A Veterinarian’s Take on Pet Insurance

Jenny Alonge, DVM

If you own a pet, you know they are expensive, and you may have considered buying pet insurance to mitigate the costs. Many pet insurance companies tout their product as the best way to care for your pet, but you may think their information is biased. After all, they profit if you purchase a policy. As a veterinarian, I want to offer my perspective on pet insurance and whether investing in a policy is right for you.

Pricey pets

When you welcome a new four-legged friend to your family, you undertake a big responsibility to care for them for the rest of their lives. This responsibility involves a hefty price tag. The total annual cost for owning a dog is $380 to $1,170, and the total annual cost for owning a cat is $430 to $870. Considering the average dog lives 10 to 12 years and the average cat lives 10 to 14 years, the expense of owning a pet can put quite a dent in your pocketbook. And these totals don’t consider injuries and illnesses. When your pet experiences a veterinary emergency, the cost of their medical expenses can skyrocket, leaving you struggling to pay the bill. In addition, these incidents can lead to long-term problems for your pet, meaning long-term expenses for you. 

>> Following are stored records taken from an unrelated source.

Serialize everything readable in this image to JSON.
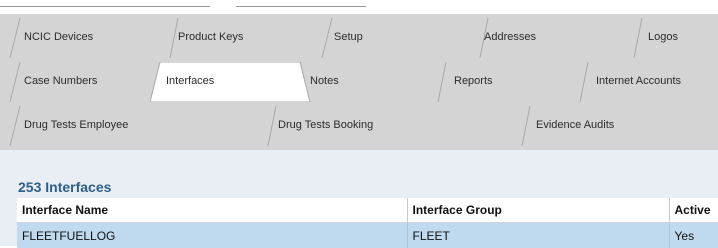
{
  "tabs": {
    "row1": [
      {
        "label": "NCIC Devices"
      },
      {
        "label": "Product Keys"
      },
      {
        "label": "Setup"
      },
      {
        "label": "Addresses"
      },
      {
        "label": "Logos"
      }
    ],
    "row2": [
      {
        "label": "Case Numbers"
      },
      {
        "label": "Interfaces",
        "active": true
      },
      {
        "label": "Notes"
      },
      {
        "label": "Reports"
      },
      {
        "label": "Internet Accounts"
      }
    ],
    "row3": [
      {
        "label": "Drug Tests Employee"
      },
      {
        "label": "Drug Tests Booking"
      },
      {
        "label": "Evidence Audits"
      }
    ]
  },
  "section": {
    "title": "253 Interfaces"
  },
  "table": {
    "columns": [
      "Interface Name",
      "Interface Group",
      "Active"
    ],
    "rows": [
      [
        "FLEETFUELLOG",
        "FLEET",
        "Yes"
      ]
    ]
  },
  "colors": {
    "tab_area": "#d4d4d4",
    "tab_active": "#ffffff",
    "title": "#2d5e8a",
    "row_highlight": "#bfd9ee"
  }
}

Another factor to consider is that certain breeds are at higher risk for developing problems. For instance, German shepherds are at increased risk for hip dysplasia, while brachycephalic breeds, such as pugs and bulldogs, are at higher risk for developing breathing problems and dental abnormalities. The American Veterinary Medical Association (AVMA) found that 85% of dog owners and 76% of cat owners consider their pets to be family, which means most pet owners feel they must find a way to ensure their pets get the care they need. Pet insurance is one way to minimize the overall cost of pet ownership.

Pet insurance plans

Every company offers different types of policies, but most offer similar plans:

The ability to provide better pet care

Pets need preventive care, such as vaccines, wellness checks, parasite prevention, and dental cleanings, to maintain optimal health and quality of life. However, these procedures aren’t cheap. Yearly vaccinations cost about $100, and annual wellness exams are about $55 to $100, depending on whether routine blood work is performed. Testing for parasites is about $60 to $100, and professional dental cleanings run about $500 to $1,000. When pet owners have a plan that reimburses them for these procedures, they are more willing to provide the necessary care for their pets. This makes veterinarians happy because we know our patients will get the preventive care they need to hopefully avoid serious medical conditions in the future.

The ability to provide appropriate diagnostics

When a pet is injured or ill, certain tests and procedures are helpful to diagnose the problem correctly. Veterinarians aren’t psychic, and we need appropriate diagnostics, such as blood work, urinalysis, and imaging procedures, to know what is causing a problem for your pet. However, when finances are a concern, corners are sometimes cut so the owner can afford treatment. When diagnostics are bypassed, this can lead to treating the wrong condition, which could jeopardize a pet’s health. When an owner has pet insurance, the diagnostics that need to be run are performed without the need to compromise. That helps veterinarians because we can be more confident in our diagnosis, which allows us to create the right treatment plan for our patients. This scenario is ideal for the veterinarian, pet owner, and pet.

Preventing economic euthanasia

One of the saddest situations a veterinarian faces is having to euthanize a pet because the owner can’t afford the treatment they need. As much as we would like, we can’t pay for every pet who is facing a life-threatening condition. This is the pet owner’s responsibility, and in cases where the discussion turns to finances, we can only do so much to mitigate the circumstances. Emergency treatments can be extremely expensive, and if the owner doesn’t have the money to cover the costs, sometimes euthanasia is the only option to prevent the pet from suffering. Having to euthanize a pet who can be saved with the appropriate procedure is devastating for a veterinarian. The rate of suicide in the veterinary profession is about four times the rate in the general population, and these unfortunate situations are a large contributor to the problem. When a pet owner has pet insurance, these situations can be prevented because the necessary treatment is covered by the insurance. This takes a huge burden off the veterinarian’s shoulders.

Many insurance companies provide policies for pets, and you may have to do some leg work to find the right plan. Purchasing a policy when your pet is young is ideal since no insurance plan covers pre-existing conditions. In addition, the older your pet is when you buy an insurance policy, the higher your premium will be. As a veterinarian, I want all my patients to receive the best possible care, and pet insurance is a great way to ensure that happens while avoiding difficult decisions during emergency situations.